» **PROBLEM DESCRIPTION**: In the entries below, find each line bearing the string "Insert" and copy it.

[Stored entries]
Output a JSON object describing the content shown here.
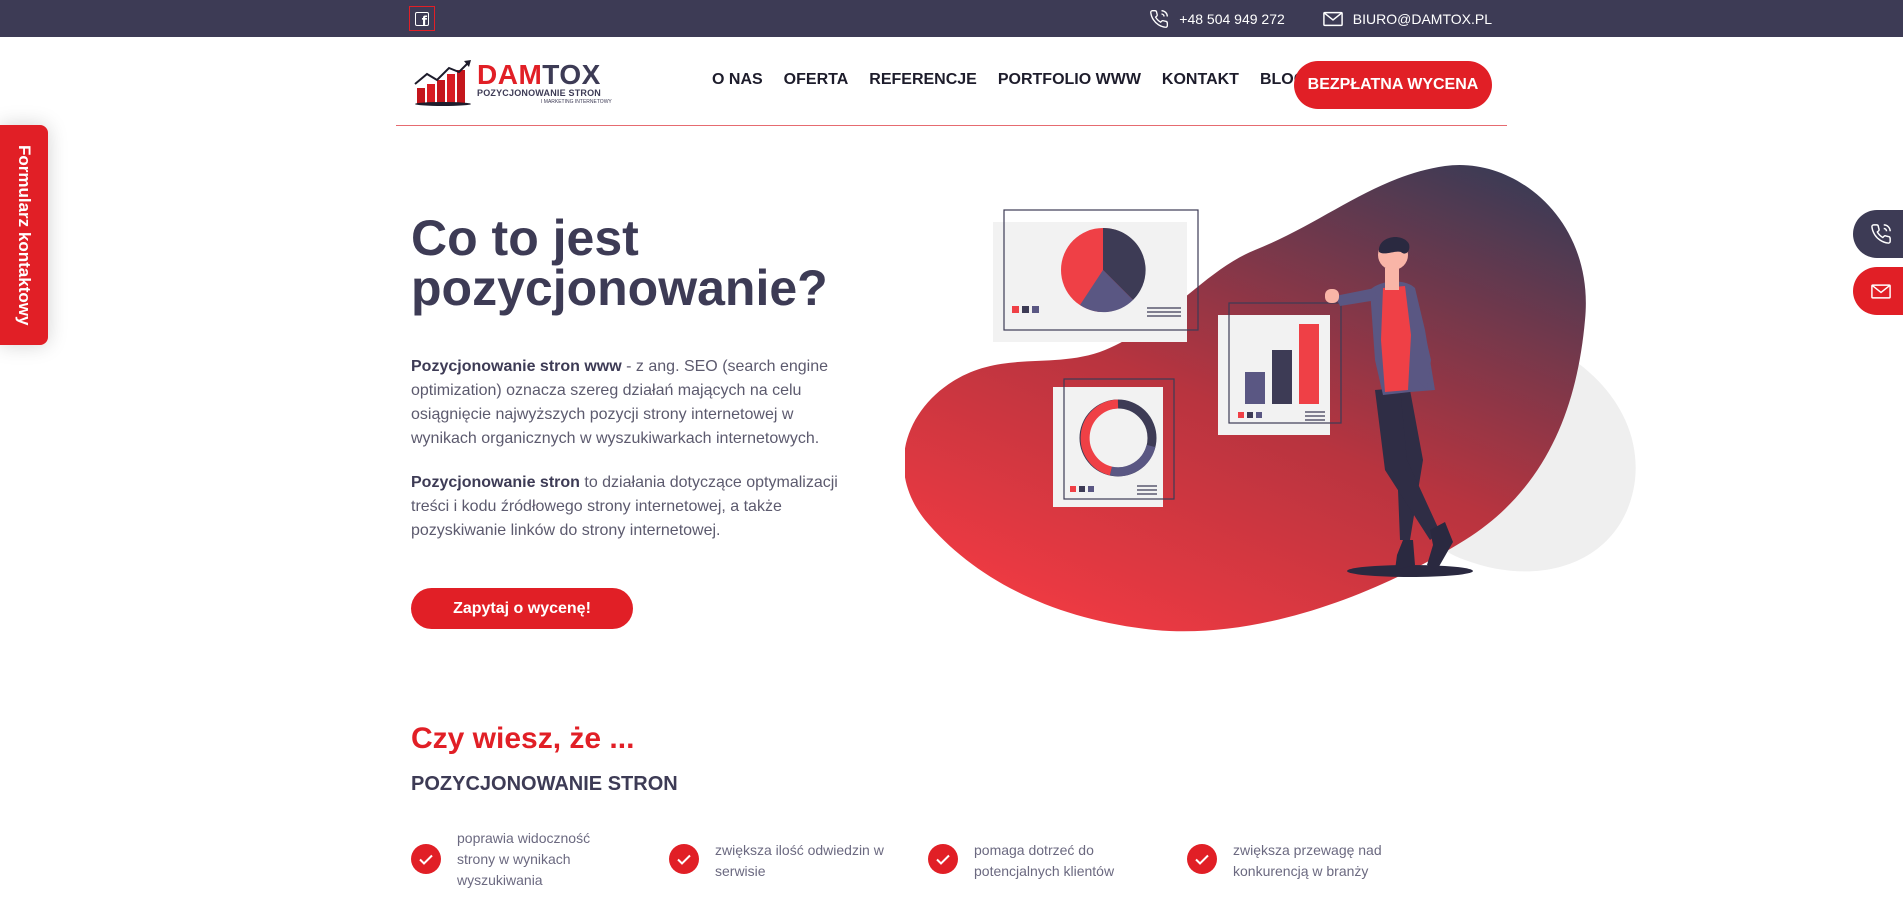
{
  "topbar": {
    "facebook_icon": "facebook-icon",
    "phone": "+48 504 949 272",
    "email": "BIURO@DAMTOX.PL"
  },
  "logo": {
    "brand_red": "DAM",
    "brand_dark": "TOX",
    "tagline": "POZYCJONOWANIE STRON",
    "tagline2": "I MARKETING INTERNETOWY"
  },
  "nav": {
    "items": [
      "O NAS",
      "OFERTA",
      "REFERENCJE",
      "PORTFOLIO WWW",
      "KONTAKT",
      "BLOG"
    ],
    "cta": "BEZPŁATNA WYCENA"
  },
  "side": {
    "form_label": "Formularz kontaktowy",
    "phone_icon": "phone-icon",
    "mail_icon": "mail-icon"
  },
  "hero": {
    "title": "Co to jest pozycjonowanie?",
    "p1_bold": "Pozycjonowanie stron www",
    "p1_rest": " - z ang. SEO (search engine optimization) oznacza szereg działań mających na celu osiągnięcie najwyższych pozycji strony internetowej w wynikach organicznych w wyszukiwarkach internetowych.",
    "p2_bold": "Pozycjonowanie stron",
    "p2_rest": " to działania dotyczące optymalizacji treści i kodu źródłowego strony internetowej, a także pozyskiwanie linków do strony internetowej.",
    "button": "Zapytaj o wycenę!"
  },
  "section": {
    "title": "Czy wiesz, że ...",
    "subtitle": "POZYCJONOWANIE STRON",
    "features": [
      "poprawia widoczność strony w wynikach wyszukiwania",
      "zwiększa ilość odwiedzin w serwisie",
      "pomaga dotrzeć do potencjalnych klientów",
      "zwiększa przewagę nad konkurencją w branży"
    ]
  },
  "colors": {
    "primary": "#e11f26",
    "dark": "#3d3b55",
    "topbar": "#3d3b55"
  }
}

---

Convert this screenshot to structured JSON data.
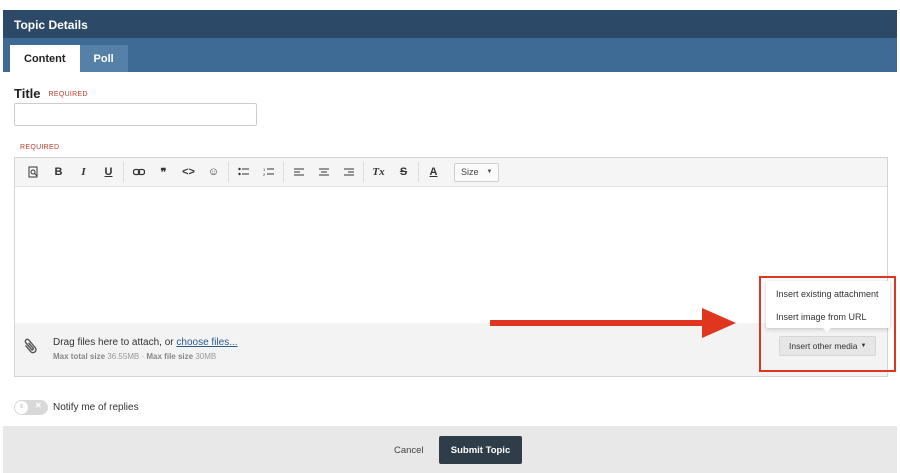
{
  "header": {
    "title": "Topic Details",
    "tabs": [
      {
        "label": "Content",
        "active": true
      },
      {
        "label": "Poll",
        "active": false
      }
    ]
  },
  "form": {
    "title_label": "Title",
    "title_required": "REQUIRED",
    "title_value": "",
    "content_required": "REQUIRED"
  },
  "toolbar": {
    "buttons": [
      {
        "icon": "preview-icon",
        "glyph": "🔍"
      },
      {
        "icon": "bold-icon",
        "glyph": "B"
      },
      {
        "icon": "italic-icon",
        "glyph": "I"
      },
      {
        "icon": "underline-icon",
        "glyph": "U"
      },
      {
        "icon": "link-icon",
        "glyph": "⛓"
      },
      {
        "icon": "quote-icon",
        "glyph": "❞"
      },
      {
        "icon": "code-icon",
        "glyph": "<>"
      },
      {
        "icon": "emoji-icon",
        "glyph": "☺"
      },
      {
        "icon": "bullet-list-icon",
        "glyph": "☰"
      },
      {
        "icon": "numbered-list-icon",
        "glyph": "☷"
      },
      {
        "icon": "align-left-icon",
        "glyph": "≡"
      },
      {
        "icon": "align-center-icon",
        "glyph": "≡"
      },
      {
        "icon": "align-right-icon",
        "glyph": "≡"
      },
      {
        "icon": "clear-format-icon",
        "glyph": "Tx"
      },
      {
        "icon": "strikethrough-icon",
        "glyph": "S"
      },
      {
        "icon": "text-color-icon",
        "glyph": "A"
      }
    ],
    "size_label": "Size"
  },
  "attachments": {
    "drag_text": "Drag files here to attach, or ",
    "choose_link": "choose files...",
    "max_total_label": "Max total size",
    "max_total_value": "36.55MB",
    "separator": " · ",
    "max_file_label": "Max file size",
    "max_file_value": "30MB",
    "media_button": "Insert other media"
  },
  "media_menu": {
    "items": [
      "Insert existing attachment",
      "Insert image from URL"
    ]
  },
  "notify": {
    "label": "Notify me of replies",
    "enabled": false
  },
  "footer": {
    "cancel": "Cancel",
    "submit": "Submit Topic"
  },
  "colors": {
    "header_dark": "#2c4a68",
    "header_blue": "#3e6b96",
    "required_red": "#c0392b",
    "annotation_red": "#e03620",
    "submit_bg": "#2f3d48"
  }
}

» **SOLUTION**:
    "media_button": "Insert other media"
      "Insert existing attachment",
      "Insert image from URL"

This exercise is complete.